Like many Texas residents who are getting a divorce, you may have financial concerns. How expensive will my divorce be? What if there is a dispute about property division? Is it going to take forever for my divorce to be finalized? These concerns are legitimate and may have you thinking about whether an uncontested divorce is right for you.
At the law offices of Laura Dale & Associates PC, we work with clients every day who wish to obtain a Texas divorce. Along with the advice we give them regarding their custody arrangements, property settlement agreements and possible spousal support requests, we also strongly advise them not to post any personal information on Facebook and the other social media while going through the divorce process.
Changing your estate plan can seem like a painstaking task, especially if you are undergoing a significant life change, such as a marriage or a divorce. When you are going through a divorce, the last thing you want to do is complicate your life even further. Like other Texas residents in this position, you may decide to put off updating your will and trusts until after the divorce is final. However, there are many reasons you may want to update your estate plan now, during the divorce process.

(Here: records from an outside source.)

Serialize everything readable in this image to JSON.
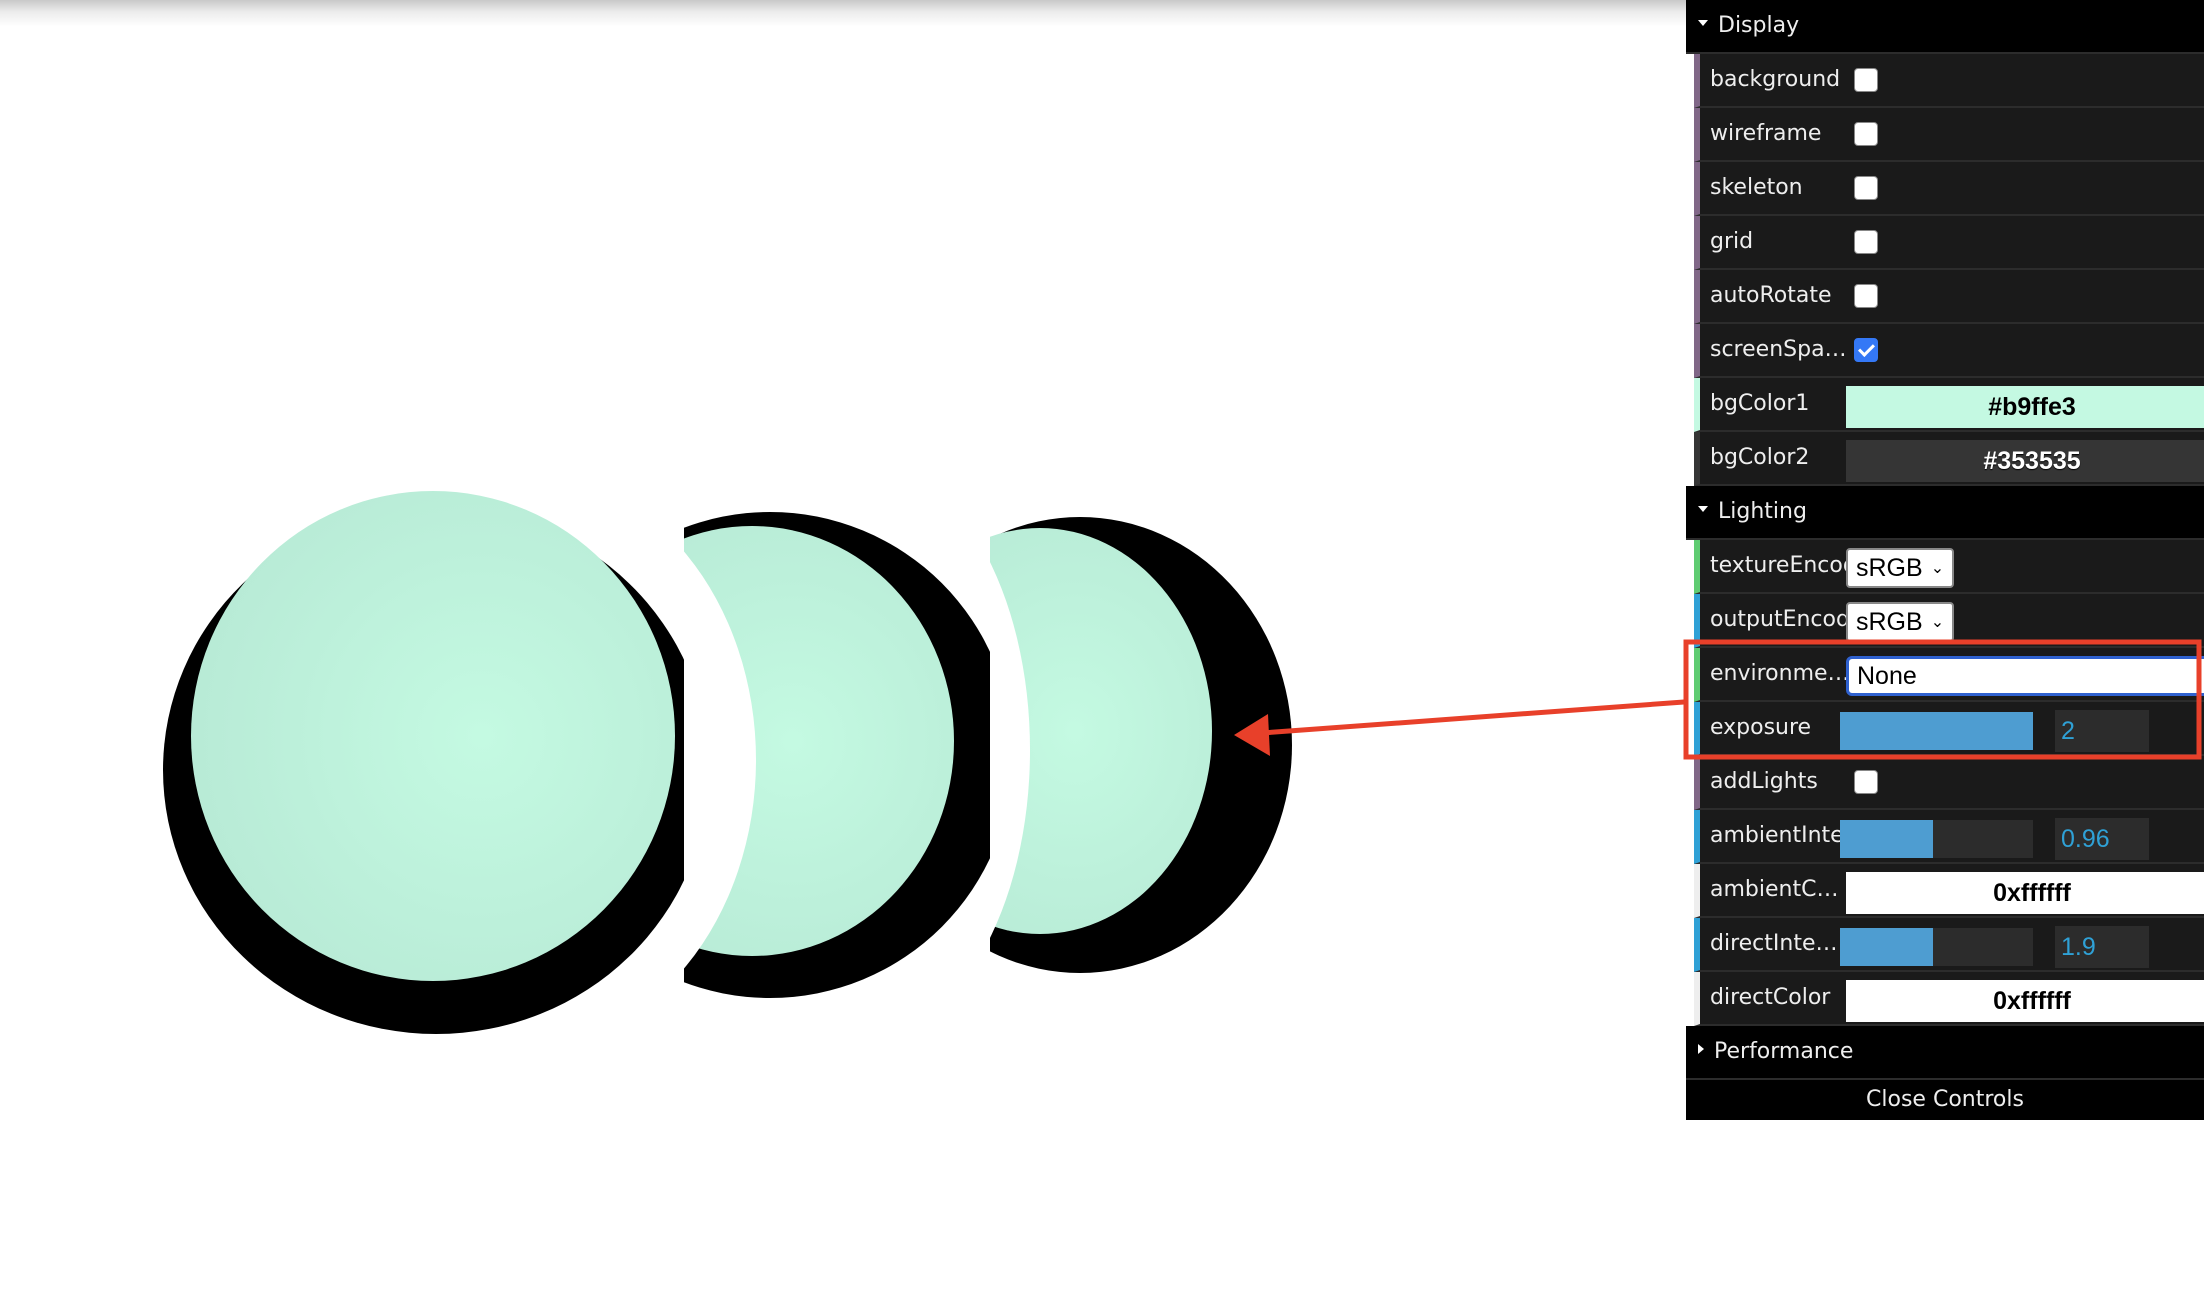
{
  "viewport": {
    "scene_description": "Three mint-colored spheres with black toon outlines, progressively lit from the right",
    "sphere_color": "#b9ffe3",
    "outline_color": "#000000"
  },
  "annotation": {
    "box_color": "#e8402a",
    "arrow_color": "#e8402a",
    "highlighted_controls": [
      "environment",
      "exposure"
    ]
  },
  "gui": {
    "folders": [
      {
        "title": "Display",
        "open": true,
        "controls": [
          {
            "label": "background",
            "type": "checkbox",
            "checked": false
          },
          {
            "label": "wireframe",
            "type": "checkbox",
            "checked": false
          },
          {
            "label": "skeleton",
            "type": "checkbox",
            "checked": false
          },
          {
            "label": "grid",
            "type": "checkbox",
            "checked": false
          },
          {
            "label": "autoRotate",
            "type": "checkbox",
            "checked": false
          },
          {
            "label": "screenSpacePan…",
            "type": "checkbox",
            "checked": true
          },
          {
            "label": "bgColor1",
            "type": "color",
            "value": "#b9ffe3",
            "swatch": "#c4f9e2",
            "text_color": "#000000"
          },
          {
            "label": "bgColor2",
            "type": "color",
            "value": "#353535",
            "swatch": "#353535",
            "text_color": "#ffffff"
          }
        ]
      },
      {
        "title": "Lighting",
        "open": true,
        "controls": [
          {
            "label": "textureEncoding",
            "type": "select",
            "value": "sRGB"
          },
          {
            "label": "outputEncoding",
            "type": "select",
            "value": "sRGB"
          },
          {
            "label": "environment",
            "type": "select",
            "value": "None"
          },
          {
            "label": "exposure",
            "type": "slider",
            "value": "2",
            "fill_fraction": 1.0
          },
          {
            "label": "addLights",
            "type": "checkbox",
            "checked": false
          },
          {
            "label": "ambientIntensity",
            "type": "slider",
            "value": "0.96",
            "fill_fraction": 0.48
          },
          {
            "label": "ambientColor",
            "type": "color",
            "value": "0xffffff",
            "swatch": "#ffffff",
            "text_color": "#000000"
          },
          {
            "label": "directIntensity",
            "type": "slider",
            "value": "1.9",
            "fill_fraction": 0.48
          },
          {
            "label": "directColor",
            "type": "color",
            "value": "0xffffff",
            "swatch": "#ffffff",
            "text_color": "#000000"
          }
        ]
      },
      {
        "title": "Performance",
        "open": false,
        "controls": []
      }
    ],
    "close_label": "Close Controls"
  }
}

Divorces necessitate that Texas couples account for all of their assets, which may be easy to do when it only involves real estate or bank accounts. However, it can be more complicated when investments like stock portfolios are taken into account. Unfortunately, while both spouses in some couples have about an equal understanding of their finances, not all spouses are intimately involved with making investment choices during the marriage.
Every once in a while, a bill comes before the Texas legislature that attempts to modify divorce laws. Sometimes these potential changes come from activities in the courts, nationwide legislation or constitutional issues.
Going through a divorce can involve many emotions. Not only is it difficult to separate from someone who you may have been married to for a substantial period of time, but there is also the overwhelming task of dividing marital property. Distributing possessions and assets that have been accumulated during years of marriage can be difficult, especially when you or your spouse have developed an attachment to certain items. There may also be a need to get as many finances possible in order to prosper in the future. This need may result in one party hiding or stashing property and/or assets, so they will not be available for division in the divorce settlement.
When you make your way through a Texas divorce, chances are, you want to do everything you can to make sure you wind up with your fair share in the split. Regrettably, however, some spouses will do everything in their power to shield assets from their former partners, and others simply have no idea how to assess the value of certain assets. For these reasons, many Texas residents involved in divorces are turning to forensic accountants for help.
If you and your spouse own a Texas family business and are contemplating divorce, your business likely represents the majority of your marital assets. Consequently, how you “split up” your business will greatly impact your respective post-divorce lives.
If you and your spouse are like most high-asset Texas couples, you probably own several things that you believe to be valuable antiques. If you divorce, the value of these things could account for a large part of your marital property and therefore become important with regard to your property settlement agreement.
If you and your spouse are going through a high-asset divorce in Texas, and if you acquired a significant amount of artwork during your marriage, you may want to know how you can ensure the divorce judge divides that artwork fairly between the two of you. While many people assume that the most reliable valuations come from humans, the NAEPC Journal of Estate and Tax Planning suggests that digital tools offer the most reliable results.